With a traditional security, there exists different entities that interact with the security in different ways. For example, when a startup issues non-voting common shares to investors, the investors aren’t allowed to amend their shares and give themselves voting rights. That’s an action that only the issuer can undertake. When an investor purchases the equity, there’s only two things they can do with it, buy and sell. The blockchain or smart contract should be capable of enabling these different roles as shown below:
The issuer is the owner on the smart contract with the ability to authorize others to act as an administrator. The reason the administrator role exists is that the issuer may need a third party entity to manage the compliance. This administrator can be a transfer agent or a trading venue depending on the type of security. At the end of the day, the investor solely needs to be able to send and receive the security, we’ll save voting and other rights for another conversation.
Now that we have the various parties defined and their high-level capabilities, we can take a look at the more granular restrictions that can exist on the security.
If there’s one thing a blockchain is really good at, its preventing unauthorized interactions between parties. The Bitcoin blockchain is well-known for solving the “double-spending problem”, allowing for random people on the internet to interact with an automated payment network without compromising the integrity of the ledger. We use similar technology to prevent unauthorized transactions with the security.
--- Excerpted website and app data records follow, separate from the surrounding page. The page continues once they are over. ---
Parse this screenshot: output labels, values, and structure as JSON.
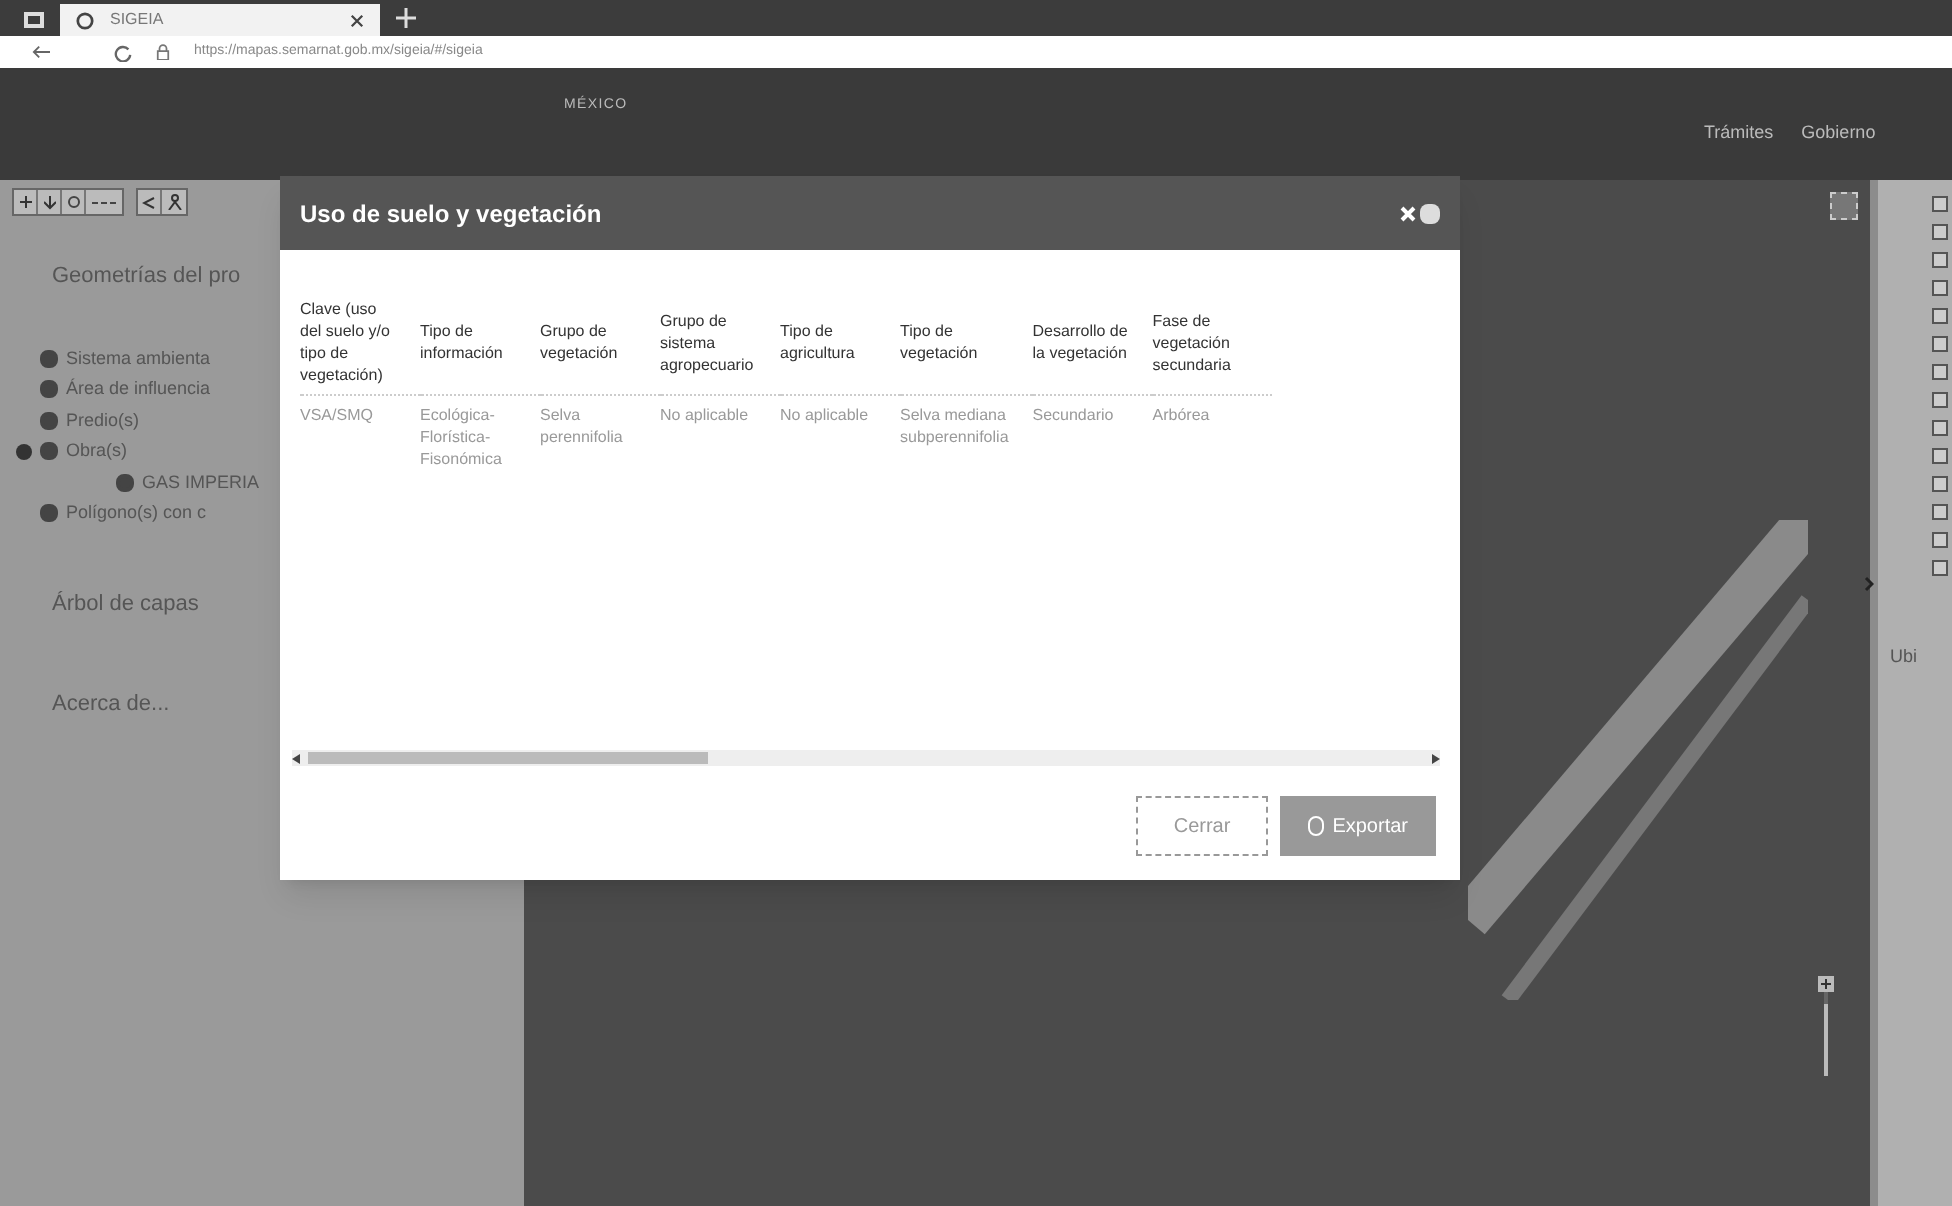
{
  "browser": {
    "tab_title": "SIGEIA",
    "url": "https://mapas.semarnat.gob.mx/sigeia/#/sigeia"
  },
  "header": {
    "logo_text": "MÉXICO",
    "nav": [
      "Trámites",
      "Gobierno"
    ]
  },
  "left_panel": {
    "section_title": "Geometrías del pro",
    "layers": [
      {
        "label": "Sistema ambienta",
        "checked": true
      },
      {
        "label": "Área de influencia",
        "checked": true
      },
      {
        "label": "Predio(s)",
        "checked": true
      },
      {
        "label": "Obra(s)",
        "checked": true,
        "expanded": true,
        "children": [
          {
            "label": "GAS IMPERIA",
            "checked": true
          }
        ]
      },
      {
        "label": "Polígono(s) con c",
        "checked": true
      }
    ],
    "links": [
      "Árbol de capas",
      "Acerca de..."
    ]
  },
  "dialog": {
    "title": "Uso de suelo y vegetación",
    "table": {
      "columns": [
        "Clave (uso del suelo y/o tipo de vegetación)",
        "Tipo de información",
        "Grupo de vegetación",
        "Grupo de sistema agropecuario",
        "Tipo de agricultura",
        "Tipo de vegetación",
        "Desarrollo de la vegetación",
        "Fase de vegetación secundaria"
      ],
      "rows": [
        [
          "VSA/SMQ",
          "Ecológica-Florística-Fisonómica",
          "Selva perennifolia",
          "No aplicable",
          "No aplicable",
          "Selva mediana subperennifolia",
          "Secundario",
          "Arbórea"
        ]
      ]
    },
    "buttons": [
      {
        "label": "Cerrar",
        "kind": "secondary"
      },
      {
        "label": "Exportar",
        "kind": "primary"
      }
    ]
  },
  "map": {
    "zoom_slider": {
      "level": 0.85
    }
  },
  "right_panel": {
    "checkboxes": [
      {
        "checked": false
      },
      {
        "checked": false
      },
      {
        "checked": false
      },
      {
        "checked": false
      },
      {
        "checked": false
      },
      {
        "checked": false
      },
      {
        "checked": false
      },
      {
        "checked": false
      },
      {
        "checked": false
      },
      {
        "checked": false
      },
      {
        "checked": false
      },
      {
        "checked": false
      },
      {
        "checked": false
      },
      {
        "checked": false
      }
    ],
    "label": "Ubi"
  }
}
Traditionally, securities transfer are paper-based in private markets or software-based in public markets. This leads to significant legal and processing costs due to the lack of consistent interpretation around the state or restrictions of the security. Based on our research, a batch of 600 transfers for an M&A deal is estimated to take $10k in legal work and a week or more. The blockchain can make these transfers, if authorized, instant.
Restrictions that are necessary to help the blockchain mimic securities regulations are shown below:
There are only so many blockchains that are compatible with these roles and restrictions, below we list them to save you some time.
R3 Corda — A popular, open-source, enterprise grade blockchain that enables, high-throughput interactions in a permissioned environment. Their TokenSDK is there purpose-built API for the issuance of securities.
Hyperledger — An open-source enterprise blockchain that enables smart-contracts in a permissioned interface. Although the control and validation can be at the blockchain layer, the SETH interface also enables the same familiar Ethereum interface.
Tezos — A smart contract capable blockchain that enables formal verification of smart contracts (the ability to test every single input and output) for higher security, higher integrity transactions.
Ethereum — A smart contract capable blockchain that enables smart contracts. The longest tested and most widely used blockchain.
Quorum — An Ethereum-based blockchain that allows for high-throughput, private transactions between multiple parties.
Blockstream Liquid Securities — A Bitcoin-based blockchain with an easy to use that enables private transactions. The easy to use interface reduces the risk and complexity involved in developing smart contracts.
Ravencoin — A Bitcoin-based blockchain that enables the issuance of assets. The current roadmap is working towards the roles and actions necessary to support securities.
These blockchains are the ones we found that can enable the compliant-issuance of securities. We leave this here with the disclaimer that just because something can be compliant, doesn’t mean it is. If you’re seeking to learn more, please don’t hesitate to contact us to learn more.
TokenSoft offers institutional-grade compliance solutions for blockchain-based securities. TokenSoft helps clients launch and manage asset-backed tokens and digital securities on the blockchain in a compliant and secure manner, regardless of jurisdiction. The TokenSoft process and suite of solutions cover the entire lifecycle of a digital asset, including investor onboarding, issuance, custody, and ongoing asset servicing.
Edited on Jan 20, 2020, please see the original here.